*Activity*
Line by line, output the data that follows exactly as written.

=======

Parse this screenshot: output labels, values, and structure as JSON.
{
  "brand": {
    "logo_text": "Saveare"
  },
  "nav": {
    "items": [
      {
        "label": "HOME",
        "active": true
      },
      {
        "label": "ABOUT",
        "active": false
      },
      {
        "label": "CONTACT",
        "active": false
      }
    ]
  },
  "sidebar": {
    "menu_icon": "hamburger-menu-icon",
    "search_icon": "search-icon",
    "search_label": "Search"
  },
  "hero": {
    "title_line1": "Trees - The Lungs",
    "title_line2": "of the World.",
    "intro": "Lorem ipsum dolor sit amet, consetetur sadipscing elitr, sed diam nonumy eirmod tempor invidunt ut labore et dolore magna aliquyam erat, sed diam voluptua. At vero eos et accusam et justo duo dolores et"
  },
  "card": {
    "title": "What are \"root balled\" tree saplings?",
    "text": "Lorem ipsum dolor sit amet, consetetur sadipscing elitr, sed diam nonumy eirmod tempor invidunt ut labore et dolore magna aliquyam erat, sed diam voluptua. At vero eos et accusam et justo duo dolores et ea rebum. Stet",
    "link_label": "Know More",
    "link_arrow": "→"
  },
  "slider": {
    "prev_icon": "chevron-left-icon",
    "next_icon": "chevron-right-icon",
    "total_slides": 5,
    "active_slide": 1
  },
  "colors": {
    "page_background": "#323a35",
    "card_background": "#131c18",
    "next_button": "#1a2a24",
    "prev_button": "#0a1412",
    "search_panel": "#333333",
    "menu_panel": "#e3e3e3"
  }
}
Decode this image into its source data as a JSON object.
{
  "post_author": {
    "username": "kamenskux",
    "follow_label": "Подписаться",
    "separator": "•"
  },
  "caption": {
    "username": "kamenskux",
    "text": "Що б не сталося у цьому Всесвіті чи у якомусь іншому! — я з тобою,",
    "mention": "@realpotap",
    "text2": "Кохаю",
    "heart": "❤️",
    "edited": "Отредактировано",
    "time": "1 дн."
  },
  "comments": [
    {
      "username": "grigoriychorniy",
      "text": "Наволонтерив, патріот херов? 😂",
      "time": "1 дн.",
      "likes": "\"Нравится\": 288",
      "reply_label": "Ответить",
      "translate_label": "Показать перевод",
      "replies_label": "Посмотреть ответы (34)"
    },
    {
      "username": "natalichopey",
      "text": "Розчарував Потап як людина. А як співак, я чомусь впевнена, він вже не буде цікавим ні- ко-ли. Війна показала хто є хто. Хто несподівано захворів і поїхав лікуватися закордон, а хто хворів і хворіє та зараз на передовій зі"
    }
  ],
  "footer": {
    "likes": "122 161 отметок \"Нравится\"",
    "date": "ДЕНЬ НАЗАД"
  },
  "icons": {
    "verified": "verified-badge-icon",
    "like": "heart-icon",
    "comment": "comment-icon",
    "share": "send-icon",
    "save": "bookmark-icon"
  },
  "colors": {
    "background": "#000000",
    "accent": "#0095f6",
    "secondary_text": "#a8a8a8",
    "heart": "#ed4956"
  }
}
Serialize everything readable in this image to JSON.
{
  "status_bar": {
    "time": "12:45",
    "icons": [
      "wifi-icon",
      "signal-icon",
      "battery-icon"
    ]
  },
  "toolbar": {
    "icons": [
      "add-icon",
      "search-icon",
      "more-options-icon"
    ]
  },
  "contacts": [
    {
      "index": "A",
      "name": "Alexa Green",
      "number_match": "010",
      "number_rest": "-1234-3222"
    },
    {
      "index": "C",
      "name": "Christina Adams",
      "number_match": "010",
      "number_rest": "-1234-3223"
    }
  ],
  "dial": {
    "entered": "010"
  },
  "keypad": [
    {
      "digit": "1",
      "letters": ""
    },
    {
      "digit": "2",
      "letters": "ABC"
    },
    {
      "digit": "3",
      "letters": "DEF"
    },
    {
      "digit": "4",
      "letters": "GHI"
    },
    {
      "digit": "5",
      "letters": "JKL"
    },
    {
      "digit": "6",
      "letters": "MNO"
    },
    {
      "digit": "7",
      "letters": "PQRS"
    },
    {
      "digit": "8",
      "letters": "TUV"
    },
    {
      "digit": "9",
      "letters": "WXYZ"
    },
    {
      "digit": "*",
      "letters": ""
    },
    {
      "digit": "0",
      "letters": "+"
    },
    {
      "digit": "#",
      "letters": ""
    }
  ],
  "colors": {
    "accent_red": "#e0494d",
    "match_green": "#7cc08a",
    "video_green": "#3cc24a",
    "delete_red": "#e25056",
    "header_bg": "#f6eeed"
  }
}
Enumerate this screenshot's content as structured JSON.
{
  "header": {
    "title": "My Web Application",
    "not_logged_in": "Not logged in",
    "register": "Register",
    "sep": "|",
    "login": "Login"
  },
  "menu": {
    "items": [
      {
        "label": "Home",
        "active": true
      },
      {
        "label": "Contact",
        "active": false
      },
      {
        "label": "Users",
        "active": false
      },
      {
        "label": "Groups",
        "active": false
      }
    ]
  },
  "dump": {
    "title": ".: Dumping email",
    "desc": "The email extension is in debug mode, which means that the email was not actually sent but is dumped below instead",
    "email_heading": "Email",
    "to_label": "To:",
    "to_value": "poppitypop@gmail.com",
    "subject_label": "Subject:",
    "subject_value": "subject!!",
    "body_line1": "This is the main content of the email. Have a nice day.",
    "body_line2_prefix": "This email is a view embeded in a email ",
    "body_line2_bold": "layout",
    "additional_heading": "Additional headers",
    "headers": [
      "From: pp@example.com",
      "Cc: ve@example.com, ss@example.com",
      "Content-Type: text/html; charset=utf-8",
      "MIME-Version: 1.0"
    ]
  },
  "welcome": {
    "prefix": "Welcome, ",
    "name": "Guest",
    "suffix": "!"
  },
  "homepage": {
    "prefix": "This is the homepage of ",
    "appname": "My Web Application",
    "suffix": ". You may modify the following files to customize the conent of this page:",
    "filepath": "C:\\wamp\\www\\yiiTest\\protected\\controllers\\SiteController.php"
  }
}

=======

*Answer area*
Parse this screenshot: output labels, values, and structure as JSON.
{
  "brand": {
    "logo_text": "Saveare"
  },
  "nav": {
    "items": [
      {
        "label": "HOME",
        "active": true
      },
      {
        "label": "ABOUT",
        "active": false
      },
      {
        "label": "CONTACT",
        "active": false
      }
    ]
  },
  "sidebar": {
    "menu_icon": "hamburger-menu-icon",
    "search_icon": "search-icon",
    "search_label": "Search"
  },
  "hero": {
    "title_line1": "Trees - The Lungs",
    "title_line2": "of the World.",
    "intro": "Lorem ipsum dolor sit amet, consetetur sadipscing elitr, sed diam nonumy eirmod tempor invidunt ut labore et dolore magna aliquyam erat, sed diam voluptua. At vero eos et accusam et justo duo dolores et"
  },
  "card": {
    "title": "What are \"root balled\" tree saplings?",
    "text": "Lorem ipsum dolor sit amet, consetetur sadipscing elitr, sed diam nonumy eirmod tempor invidunt ut labore et dolore magna aliquyam erat, sed diam voluptua. At vero eos et accusam et justo duo dolores et ea rebum. Stet",
    "link_label": "Know More",
    "link_arrow": "→"
  },
  "slider": {
    "prev_icon": "chevron-left-icon",
    "next_icon": "chevron-right-icon",
    "total_slides": 5,
    "active_slide": 1
  },
  "colors": {
    "page_background": "#323a35",
    "card_background": "#131c18",
    "next_button": "#1a2a24",
    "prev_button": "#0a1412",
    "search_panel": "#333333",
    "menu_panel": "#e3e3e3"
  }
}
Decode this image into its source data as a JSON object.
{
  "post_author": {
    "username": "kamenskux",
    "follow_label": "Подписаться",
    "separator": "•"
  },
  "caption": {
    "username": "kamenskux",
    "text": "Що б не сталося у цьому Всесвіті чи у якомусь іншому! — я з тобою,",
    "mention": "@realpotap",
    "text2": "Кохаю",
    "heart": "❤️",
    "edited": "Отредактировано",
    "time": "1 дн."
  },
  "comments": [
    {
      "username": "grigoriychorniy",
      "text": "Наволонтерив, патріот херов? 😂",
      "time": "1 дн.",
      "likes": "\"Нравится\": 288",
      "reply_label": "Ответить",
      "translate_label": "Показать перевод",
      "replies_label": "Посмотреть ответы (34)"
    },
    {
      "username": "natalichopey",
      "text": "Розчарував Потап як людина. А як співак, я чомусь впевнена, він вже не буде цікавим ні- ко-ли. Війна показала хто є хто. Хто несподівано захворів і поїхав лікуватися закордон, а хто хворів і хворіє та зараз на передовій зі"
    }
  ],
  "footer": {
    "likes": "122 161 отметок \"Нравится\"",
    "date": "ДЕНЬ НАЗАД"
  },
  "icons": {
    "verified": "verified-badge-icon",
    "like": "heart-icon",
    "comment": "comment-icon",
    "share": "send-icon",
    "save": "bookmark-icon"
  },
  "colors": {
    "background": "#000000",
    "accent": "#0095f6",
    "secondary_text": "#a8a8a8",
    "heart": "#ed4956"
  }
}
Serialize everything readable in this image to JSON.
{
  "status_bar": {
    "time": "12:45",
    "icons": [
      "wifi-icon",
      "signal-icon",
      "battery-icon"
    ]
  },
  "toolbar": {
    "icons": [
      "add-icon",
      "search-icon",
      "more-options-icon"
    ]
  },
  "contacts": [
    {
      "index": "A",
      "name": "Alexa Green",
      "number_match": "010",
      "number_rest": "-1234-3222"
    },
    {
      "index": "C",
      "name": "Christina Adams",
      "number_match": "010",
      "number_rest": "-1234-3223"
    }
  ],
  "dial": {
    "entered": "010"
  },
  "keypad": [
    {
      "digit": "1",
      "letters": ""
    },
    {
      "digit": "2",
      "letters": "ABC"
    },
    {
      "digit": "3",
      "letters": "DEF"
    },
    {
      "digit": "4",
      "letters": "GHI"
    },
    {
      "digit": "5",
      "letters": "JKL"
    },
    {
      "digit": "6",
      "letters": "MNO"
    },
    {
      "digit": "7",
      "letters": "PQRS"
    },
    {
      "digit": "8",
      "letters": "TUV"
    },
    {
      "digit": "9",
      "letters": "WXYZ"
    },
    {
      "digit": "*",
      "letters": ""
    },
    {
      "digit": "0",
      "letters": "+"
    },
    {
      "digit": "#",
      "letters": ""
    }
  ],
  "colors": {
    "accent_red": "#e0494d",
    "match_green": "#7cc08a",
    "video_green": "#3cc24a",
    "delete_red": "#e25056",
    "header_bg": "#f6eeed"
  }
}
Enumerate this screenshot's content as structured JSON.
{
  "header": {
    "title": "My Web Application",
    "not_logged_in": "Not logged in",
    "register": "Register",
    "sep": "|",
    "login": "Login"
  },
  "menu": {
    "items": [
      {
        "label": "Home",
        "active": true
      },
      {
        "label": "Contact",
        "active": false
      },
      {
        "label": "Users",
        "active": false
      },
      {
        "label": "Groups",
        "active": false
      }
    ]
  },
  "dump": {
    "title": ".: Dumping email",
    "desc": "The email extension is in debug mode, which means that the email was not actually sent but is dumped below instead",
    "email_heading": "Email",
    "to_label": "To:",
    "to_value": "poppitypop@gmail.com",
    "subject_label": "Subject:",
    "subject_value": "subject!!",
    "body_line1": "This is the main content of the email. Have a nice day.",
    "body_line2_prefix": "This email is a view embeded in a email ",
    "body_line2_bold": "layout",
    "additional_heading": "Additional headers",
    "headers": [
      "From: pp@example.com",
      "Cc: ve@example.com, ss@example.com",
      "Content-Type: text/html; charset=utf-8",
      "MIME-Version: 1.0"
    ]
  },
  "welcome": {
    "prefix": "Welcome, ",
    "name": "Guest",
    "suffix": "!"
  },
  "homepage": {
    "prefix": "This is the homepage of ",
    "appname": "My Web Application",
    "suffix": ". You may modify the following files to customize the conent of this page:",
    "filepath": "C:\\wamp\\www\\yiiTest\\protected\\controllers\\SiteController.php"
  }
}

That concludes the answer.